Using Character Motivations in Plot Chains-authortoolbox
Why do your characters do what they do?
People may not always behave in a logical manner, but when you are planning out your stories, your characters should. No matter how outrageous your characters behave, there must be some internal logic for their decisions. Even if your readers don’t agree with that logic, they should know what it is. Creating characters without any internal logic will produce an inconsistent, illogical mess. Fortunately, there is a simple trick for fixing this problem.
Plot chaining is the linking of cause and effect that will take your character through her journey. The reader should be able to follow this chain unbroken through the entire novel. Every action a character takes will produce an effect and that effect will cause the next action in the character. Without plot chaining, your character’s actions will seem random.
Creating a plot chain
First identify the type of story you are telling: Action-driven, character-driven, or a mix of the two.
- Action-driven stories rely on the main character doing something to overcome a problem. These utilize an external antagonistic force, i.e. a villain, the environment, etc., to force the main character into action. In these stories, the main character must fight against the antagonistic forces and overcome them physically. In this
- Character-driven stories are those that relate an internal transformation in a character. In these stories, a character is dealing with a personal lie that is interfering with his personal happiness, and he must overcome this lie.
- Blended stories use both internal and external forces in their stories. The contemporary plotting style (Save the Cat) that ties overcoming an internal lie to defeating an external enemy is an example of a blended story.
Now that you have identified your story’s style, this will tell you what type of causes will be powering your plot chain.
Action stories will focus on external cause and effect. This means a character’s cause and effect will be restricted to external, or physical, actions. Character driven stories will use internal, emotional, causes for character actions. Blended stories will use both physical and emotional causes.
- Physical causes– external forces that act upon a character. The villain sets the building on fire causing the hero to run to the rescue.
- Emotional causes– internal forces that cause the character to act. Othello’s jealousy causes him to strangle Desdemona
Now, examine your story and map out your plot chain.
Study your outline

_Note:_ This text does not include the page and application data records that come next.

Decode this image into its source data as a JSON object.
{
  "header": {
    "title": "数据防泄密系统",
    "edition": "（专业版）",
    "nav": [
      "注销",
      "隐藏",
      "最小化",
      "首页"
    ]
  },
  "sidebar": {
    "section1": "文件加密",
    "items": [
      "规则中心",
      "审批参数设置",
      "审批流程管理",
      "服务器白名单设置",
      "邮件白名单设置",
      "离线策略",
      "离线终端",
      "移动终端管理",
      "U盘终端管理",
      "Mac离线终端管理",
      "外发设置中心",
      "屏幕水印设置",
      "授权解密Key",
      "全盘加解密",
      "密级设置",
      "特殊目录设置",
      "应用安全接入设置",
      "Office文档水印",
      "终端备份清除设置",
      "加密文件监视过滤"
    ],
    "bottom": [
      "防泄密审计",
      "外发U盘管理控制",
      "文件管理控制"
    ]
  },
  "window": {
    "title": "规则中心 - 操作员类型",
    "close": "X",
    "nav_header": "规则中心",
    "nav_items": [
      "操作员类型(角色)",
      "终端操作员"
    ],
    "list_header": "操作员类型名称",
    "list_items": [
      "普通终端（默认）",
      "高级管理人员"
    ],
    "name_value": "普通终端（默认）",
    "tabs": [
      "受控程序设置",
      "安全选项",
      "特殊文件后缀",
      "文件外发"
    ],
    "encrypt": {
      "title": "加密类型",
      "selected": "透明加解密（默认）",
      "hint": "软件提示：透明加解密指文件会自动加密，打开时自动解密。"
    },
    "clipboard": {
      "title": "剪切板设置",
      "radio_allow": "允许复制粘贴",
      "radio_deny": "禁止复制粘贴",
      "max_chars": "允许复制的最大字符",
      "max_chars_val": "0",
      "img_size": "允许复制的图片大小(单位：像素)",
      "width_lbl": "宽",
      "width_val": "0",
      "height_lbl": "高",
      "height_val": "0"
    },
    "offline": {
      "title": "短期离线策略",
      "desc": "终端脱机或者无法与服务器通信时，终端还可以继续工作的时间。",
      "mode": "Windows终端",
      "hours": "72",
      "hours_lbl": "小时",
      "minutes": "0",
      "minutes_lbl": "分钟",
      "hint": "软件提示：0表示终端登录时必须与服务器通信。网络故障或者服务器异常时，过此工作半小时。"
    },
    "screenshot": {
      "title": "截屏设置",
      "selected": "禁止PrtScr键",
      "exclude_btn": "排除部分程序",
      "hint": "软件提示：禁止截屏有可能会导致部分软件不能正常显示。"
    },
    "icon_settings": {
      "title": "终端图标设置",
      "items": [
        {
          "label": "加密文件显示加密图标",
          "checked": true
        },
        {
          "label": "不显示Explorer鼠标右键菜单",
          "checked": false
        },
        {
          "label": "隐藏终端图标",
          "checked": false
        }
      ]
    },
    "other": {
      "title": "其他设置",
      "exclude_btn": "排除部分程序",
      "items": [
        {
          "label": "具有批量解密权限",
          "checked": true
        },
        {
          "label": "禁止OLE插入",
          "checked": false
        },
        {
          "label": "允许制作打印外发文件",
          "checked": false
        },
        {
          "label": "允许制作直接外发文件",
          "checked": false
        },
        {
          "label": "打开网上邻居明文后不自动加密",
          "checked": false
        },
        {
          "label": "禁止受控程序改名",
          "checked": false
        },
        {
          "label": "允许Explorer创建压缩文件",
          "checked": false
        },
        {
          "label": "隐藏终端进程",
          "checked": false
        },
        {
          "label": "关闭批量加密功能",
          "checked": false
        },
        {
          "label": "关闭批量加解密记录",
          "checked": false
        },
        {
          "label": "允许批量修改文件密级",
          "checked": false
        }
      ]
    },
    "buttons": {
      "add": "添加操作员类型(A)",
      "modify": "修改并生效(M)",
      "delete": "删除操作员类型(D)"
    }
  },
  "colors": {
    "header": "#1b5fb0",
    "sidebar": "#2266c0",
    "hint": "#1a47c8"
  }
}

Take a look through your outline and see if you can trace a line of cause and effect through your story. If you don’t have an outline, make a scene list with a single line description. You should be able to answer these questions about every scene in your book.
- What does the point-of-view character want? Dorothy wants to go back to Kansas
- What does he/she do to achieve that goal? Asks the Wizard for help
- What are the results? The Wizard gives her a job
- How does that change the goal? Dorothy now wants to kill the wicked witch.
In character-driven stories, the causes can be veiled because the character is working through a lie. For example, your main character may think she is diving into her work to make her life meaningful, but she is really doing it to avoid dealing with difficult emotions. In either case, the character has a reason for her actions. Keep these reasons as the driving component of your character’s plot chains
What about scenes that fall outside this chain?
Too often writers will put in scenes for the sake of character building or world building. They accomplish little except dump information on the reader. Scenes that have no purpose in moving the story forward will leave your readers confused and, more often, bored since these scenes often have little to nothing at stake. If you are having trouble filling out your world-building look back through your scenes and find ways for the setting to affect your character. If you are having trouble with a thin character, look for places in existing scenes for your character to show more of her personality.
Having a subplot interrupt the flow is acceptable as long as the subplot merges with, i.e. become a cause for change in, the main plot. This is common in blended stories where the character transformation arc and the defeat the villain arc exist simultaneously. Strive to have your subplot fully integrate with the main plot, otherwise, the subplot will be superfluous. And if you plan to alternate scenes from the main plot and the subplot be aware of the amount of space you allow to lapse between scenes. You readers may feel too disjointed if too much time passes between developments in a subplot.
Once you have established the cause and effect sequence through your story, finding extra scenes or useless subplots will be simple. This will leave you with a cleaner, more effective story. Plot chaining is a great tool for keeping your characters on track. By understanding their motivations, you will produce characters your readers can understand. This is the first step to creating a connection. So give your characters a reason for their actions and create a plot line your readers will love.
This article was inspired by The Plot Whisperer Workbook pp. 179-188 by Martha Alderson (Affiliate link)
This article is part of the author toolbox blog hop
To continue hopping through other great blogs in the monthly #AuthorToolboxBlogHop or to join, click here.
If you found this article useful, please share it with other writers on social media. Thanks!
Have something to add? Leave a comment. I love hearing from readers.